Crouch Environmental Services was required to analyze the project site utilizing several different ecological modeling procedures, including Wetland Evaluation Technique 2.0 (WET 2.0), the Modified Charleston Method, and Interim Hydrogeomorphic Model (iHGM). Crouch Environmental Services processed each model independently on approximately 1,200 acres of the project site and then compared the results of each model to determine appropriate mitigation for potential impacts to project site. Crouch Environmental Services, in consultation with the client and several resource agencies, determined the appropriate model to utilize in wetland restoration and mitigation for activities. Through a broad and effective documentation approach, project information was compiled including intensive field surveys, agency input, and stakeholder input and design. Crouch Environmental Services is actively involved in the development of final versions of the referenced reports and compilation and creation of the final Environmental Impact Statement.
Harris County Flood Control District E535-01 Environmental Assessment for a Stormwater Detention Basin
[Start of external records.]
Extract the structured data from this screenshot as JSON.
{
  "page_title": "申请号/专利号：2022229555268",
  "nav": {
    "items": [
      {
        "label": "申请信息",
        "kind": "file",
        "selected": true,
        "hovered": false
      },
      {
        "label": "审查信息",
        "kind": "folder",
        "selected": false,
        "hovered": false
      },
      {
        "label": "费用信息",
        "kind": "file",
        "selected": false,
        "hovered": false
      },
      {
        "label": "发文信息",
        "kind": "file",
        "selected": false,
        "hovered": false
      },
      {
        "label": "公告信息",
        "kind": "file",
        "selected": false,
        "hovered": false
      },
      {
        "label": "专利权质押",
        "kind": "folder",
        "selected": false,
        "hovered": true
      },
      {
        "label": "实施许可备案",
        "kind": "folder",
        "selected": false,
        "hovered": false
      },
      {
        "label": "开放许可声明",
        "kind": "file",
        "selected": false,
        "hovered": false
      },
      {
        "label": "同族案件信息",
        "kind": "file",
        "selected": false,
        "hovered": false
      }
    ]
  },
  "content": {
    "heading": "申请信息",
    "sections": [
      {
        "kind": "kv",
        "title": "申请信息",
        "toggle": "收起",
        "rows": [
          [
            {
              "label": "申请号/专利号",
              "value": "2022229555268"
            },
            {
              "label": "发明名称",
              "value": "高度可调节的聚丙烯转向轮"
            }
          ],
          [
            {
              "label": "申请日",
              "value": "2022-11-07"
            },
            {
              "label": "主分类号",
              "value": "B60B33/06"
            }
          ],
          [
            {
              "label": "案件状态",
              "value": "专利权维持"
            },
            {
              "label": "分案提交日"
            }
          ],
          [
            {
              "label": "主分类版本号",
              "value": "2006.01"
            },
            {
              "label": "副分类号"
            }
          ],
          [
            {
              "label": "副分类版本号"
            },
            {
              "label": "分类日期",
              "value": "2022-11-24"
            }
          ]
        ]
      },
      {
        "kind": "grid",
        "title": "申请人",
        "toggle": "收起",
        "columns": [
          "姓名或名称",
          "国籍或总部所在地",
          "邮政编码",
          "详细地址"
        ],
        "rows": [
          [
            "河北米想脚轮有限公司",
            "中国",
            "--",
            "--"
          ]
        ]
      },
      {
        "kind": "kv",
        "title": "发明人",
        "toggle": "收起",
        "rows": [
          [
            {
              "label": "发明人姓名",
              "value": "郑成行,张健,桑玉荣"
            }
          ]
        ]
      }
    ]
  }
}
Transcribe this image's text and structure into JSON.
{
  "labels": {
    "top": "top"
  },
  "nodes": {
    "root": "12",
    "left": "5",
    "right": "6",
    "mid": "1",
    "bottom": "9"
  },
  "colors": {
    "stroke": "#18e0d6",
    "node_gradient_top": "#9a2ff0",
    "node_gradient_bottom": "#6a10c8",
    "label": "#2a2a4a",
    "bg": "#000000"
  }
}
This project is located in Jersey Village, Harris County, Texas, adjacent to a tributary of White Oak Bayou. The project site is approximately 42 acres in size and is the former site of the Jersey Meadow Golf Course.
The project involved the construction of a stormwater detention basin to reduce the risk of flooding and future flood loses and damages to property in the project area, and Crouch Environmental Services provided necessary environmental services and coordination.
Crouch collected data for various environmental constraints within the project limits. This included performing a wetland delineation, vegetation characterization, habitat evaluation for threatened and endangered species, surveys for potential wildlife utilization on-site, cultural resources screening reviews, evaluation of potential hazardous materials within the project vicinity, collecting demographic data to evaluate socioeconomic conditions, and collecting data regarding geology, soils, water quality, and floodplains.
After data collection was complete, an evaluation of Action and No Action Alternatives was conducted to determine the extent of potential impacts to the human, physical, and natural environments. The collected data, along with the results of the alternative analysis, were documented in an Environmental Assessment (EA) and Finding of No Significant Impact (FONSI).
Crouch Environmental Services coordinated with the Harris County Flood Control District (HCFCD) and the Federal Emergency Management Agency (FEMA) to facilitate public involvement activities required for this project, including preparation of a public notice and documentation of public feedback regarding the project.
Following receipt of the FONSI, HCFCD was able to move forward with construction of the project in order to protect the public from flooding and its associated damages to property and infrastructure.